We explore the history of The Golden Hinde and what makes it so special.
You must have seen that stunning galleon docked near London Bridge. You know, just on from Winchester Palace. That’s The Golden Hinde, a replica of the ship that Sir Francis Drake, England’s most famous seafarer (read: pirate) used to make his circumnavigation of the globe.
There is, as with pretty much all these weird and wonderful things you can find in London, a fantastic story to go with it. It’s one that involves danger, political intrigue and an unhealthy amount of ambition. Let’s get stuck in.
Why Visit The Golden Hinde?
You should visit because the story behind this boat, or more specifically the boat that this one is a very accurate replica of, is up there with some of the best in history. And besides, where else are you going to see the inside of a 16th-century galleon?
The History of The Golden Hinde
The Back Story
It’s the 1500s. Queen Elizabeth I is on the throne and war is brewing with the Spanish. The cause? Trade. Gold. Spice. Riches beyond your wildest imagination.
All this had come about through the Age of Discovery, a period when European explorers, thanks to advancements in navigational technology and shipbuilding, went out into the world seeking new routes to the spice-rich regions of Asia and the gold-laden hills of the New World.
England was late to the party, spurred into action by the vast wealth pouring into Spain and Portugal. It was a time of intense competition and it produced England’s most notable seafarer: Sir Francis Drake.
By 1577 England was now well in the game, but the nation still hadn’t completed a full circumnavigation of the globe. Not that circumnavigation was on their minds. They wanted to get rich.
Queen Elizabeth got to devising a plan. She would partly sponsor a mission for a small fleet to pass through the Straights of Magellan in South America, and up the Pacific coast.
The fleet of five ships set out from Portsmouth in 1577 under the ruse of taking a trading mission to Egypt so that Spain wouldn’t get wind of their real plan: to raid and pirate Spanish colonies in The New World. Among those was a ship called The Pelican that would go on to be very important to this story.
And now the going gets tough. The fleet made it across the Atlantic with no small amount of drama. Half way they ran out of water – something that would be a problem later in the voyage too – and Drake was forced to put down a mutiny and break down two ships to consolidate his force.
Despite problems, the fleet made it to the Straights of Magellan and passed through them in a record 14 days, dodging whirlpools and shallow water only to run into a storm that destroyed one of the remaining ships and separated The Pelican from The Elizabeth.

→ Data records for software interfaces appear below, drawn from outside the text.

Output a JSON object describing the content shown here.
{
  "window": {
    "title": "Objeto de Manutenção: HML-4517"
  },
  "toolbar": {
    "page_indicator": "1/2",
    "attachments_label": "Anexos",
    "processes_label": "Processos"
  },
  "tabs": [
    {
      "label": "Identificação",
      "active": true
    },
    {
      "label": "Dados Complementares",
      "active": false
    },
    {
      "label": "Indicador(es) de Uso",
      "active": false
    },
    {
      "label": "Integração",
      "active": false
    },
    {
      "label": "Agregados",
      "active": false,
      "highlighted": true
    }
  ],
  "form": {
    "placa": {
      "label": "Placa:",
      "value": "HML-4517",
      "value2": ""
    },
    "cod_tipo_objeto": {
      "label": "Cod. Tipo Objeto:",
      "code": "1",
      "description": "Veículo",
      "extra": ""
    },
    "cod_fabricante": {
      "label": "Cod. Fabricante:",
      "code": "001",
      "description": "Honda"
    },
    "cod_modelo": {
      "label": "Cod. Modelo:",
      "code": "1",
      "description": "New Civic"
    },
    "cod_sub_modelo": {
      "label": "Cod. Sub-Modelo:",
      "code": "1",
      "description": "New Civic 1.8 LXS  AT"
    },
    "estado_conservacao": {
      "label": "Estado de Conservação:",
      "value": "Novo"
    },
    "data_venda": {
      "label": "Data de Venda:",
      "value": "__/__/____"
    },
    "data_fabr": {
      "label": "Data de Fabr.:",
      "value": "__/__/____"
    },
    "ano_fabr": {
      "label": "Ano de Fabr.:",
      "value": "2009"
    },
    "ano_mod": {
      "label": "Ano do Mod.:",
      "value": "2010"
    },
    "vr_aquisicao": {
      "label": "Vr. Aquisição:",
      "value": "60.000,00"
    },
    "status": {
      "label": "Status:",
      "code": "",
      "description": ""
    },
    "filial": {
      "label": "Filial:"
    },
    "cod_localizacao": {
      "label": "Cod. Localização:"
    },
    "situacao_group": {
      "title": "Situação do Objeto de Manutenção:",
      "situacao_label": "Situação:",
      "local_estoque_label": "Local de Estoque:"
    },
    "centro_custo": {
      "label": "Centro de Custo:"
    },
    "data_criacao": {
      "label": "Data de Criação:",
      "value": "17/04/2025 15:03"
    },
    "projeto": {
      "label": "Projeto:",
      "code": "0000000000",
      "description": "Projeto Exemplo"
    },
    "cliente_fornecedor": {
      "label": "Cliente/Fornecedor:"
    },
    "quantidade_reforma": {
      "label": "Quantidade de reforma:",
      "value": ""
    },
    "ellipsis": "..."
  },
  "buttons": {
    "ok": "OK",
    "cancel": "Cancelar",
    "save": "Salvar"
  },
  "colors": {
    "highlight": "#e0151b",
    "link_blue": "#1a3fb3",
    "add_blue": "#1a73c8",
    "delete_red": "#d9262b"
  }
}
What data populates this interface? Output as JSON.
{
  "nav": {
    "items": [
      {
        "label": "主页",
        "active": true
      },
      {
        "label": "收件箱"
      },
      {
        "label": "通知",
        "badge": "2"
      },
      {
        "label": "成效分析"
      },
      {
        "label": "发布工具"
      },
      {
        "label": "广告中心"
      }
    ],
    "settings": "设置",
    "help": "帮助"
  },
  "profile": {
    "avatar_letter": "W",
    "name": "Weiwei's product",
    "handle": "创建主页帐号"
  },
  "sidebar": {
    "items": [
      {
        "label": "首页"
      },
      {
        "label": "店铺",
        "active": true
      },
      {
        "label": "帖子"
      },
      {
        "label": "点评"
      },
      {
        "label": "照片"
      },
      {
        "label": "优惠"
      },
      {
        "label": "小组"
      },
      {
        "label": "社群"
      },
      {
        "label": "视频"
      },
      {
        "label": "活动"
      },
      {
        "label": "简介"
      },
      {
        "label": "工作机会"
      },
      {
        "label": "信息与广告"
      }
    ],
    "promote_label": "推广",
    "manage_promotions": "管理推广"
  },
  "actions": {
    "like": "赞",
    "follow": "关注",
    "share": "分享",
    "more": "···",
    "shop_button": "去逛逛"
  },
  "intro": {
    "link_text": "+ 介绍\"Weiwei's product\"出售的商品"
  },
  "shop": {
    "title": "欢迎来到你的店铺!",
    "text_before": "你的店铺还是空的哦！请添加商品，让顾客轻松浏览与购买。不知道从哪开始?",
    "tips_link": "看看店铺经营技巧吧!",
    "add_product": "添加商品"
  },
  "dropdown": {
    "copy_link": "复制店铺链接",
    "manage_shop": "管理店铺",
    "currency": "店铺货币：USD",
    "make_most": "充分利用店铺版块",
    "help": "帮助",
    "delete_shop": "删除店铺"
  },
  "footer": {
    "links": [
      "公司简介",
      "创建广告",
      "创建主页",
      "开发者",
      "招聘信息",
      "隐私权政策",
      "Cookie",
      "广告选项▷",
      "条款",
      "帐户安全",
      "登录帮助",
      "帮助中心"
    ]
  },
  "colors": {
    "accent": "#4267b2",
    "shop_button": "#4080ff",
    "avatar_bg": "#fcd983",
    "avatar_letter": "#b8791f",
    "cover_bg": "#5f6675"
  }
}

The latter ship returned to England but the Pelican Pressed on alone. It was here that Drake renamed the ship The Golden Hinde in honour of his patron, Sir Christopher Hatton, whose crest was a red deer, otherwise known as, you guessed it, a hind.
On the Run
With plenty of wind in his sail (literally and metaphorically) Drake made his way up the Pacific coast of the Americas raiding towns and ships he encountered along the way until he reached either California or Oregon (the correct location is highly disputed) and settled with some natives for a while to repair The Hinde and stock up.
He now had a problem. The Spanish were after him for what he’d done in the south so he couldn’t really turn back the way he came. There was no Panama Canal back then, so Drake was faced with one choice, to cross the Pacific.
This he did, ripping off a couple of local warlords in South East Asia and docking into port on the coast of Sierra Leone with only eight pints of water left for 56 men, before getting safely back to England with his booty three years after setting off.
To the Victor, the Spoils
Drake’s voyage put him in the history books. He became the third man to successfully circumnavigate the earth, though arguably the first to make it all the way round as previous missions ended in death for their captains long before the fleet made it home.
He also became enormously rich, from one Spanish galleon alone he’d taken the equivalent of £480m in today’s money. Queen Elizabeth’s share of the treasure was enough to pay off the entire government’s debt and then some.
The boat that made this all possible was docked in Deptford and never sailed again. Until now…
The Replica Ship
The Elizabethans weren’t as hot on preservation as we are today. The original ship rotted away many many years ago. Some smart person though, had the idea to build a replica, and it’s not without a story of its own.
The one you’ll see docked near London Bridge was built from plans and was the result of three years of research and construction. The fact that you see it docked is somewhat misleading, this ship has clocked up over 140,000 miles of sea travel, even circumnavigating the globe once herself.
Her maiden voyage was in 1974, arriving in San Francisco about six months later on the 8th of May 1975. She spent several years there before sailing to Japan, and on home, in 1979.
The Golden Hinde: Practical Information
Address: St Mary Overie’s Dock, Cathedral St, London SE1 9DE
Opening Times: 10 am – 6 pm daily
Tickets: £6 for adults and children over three, or £18 for a family of four.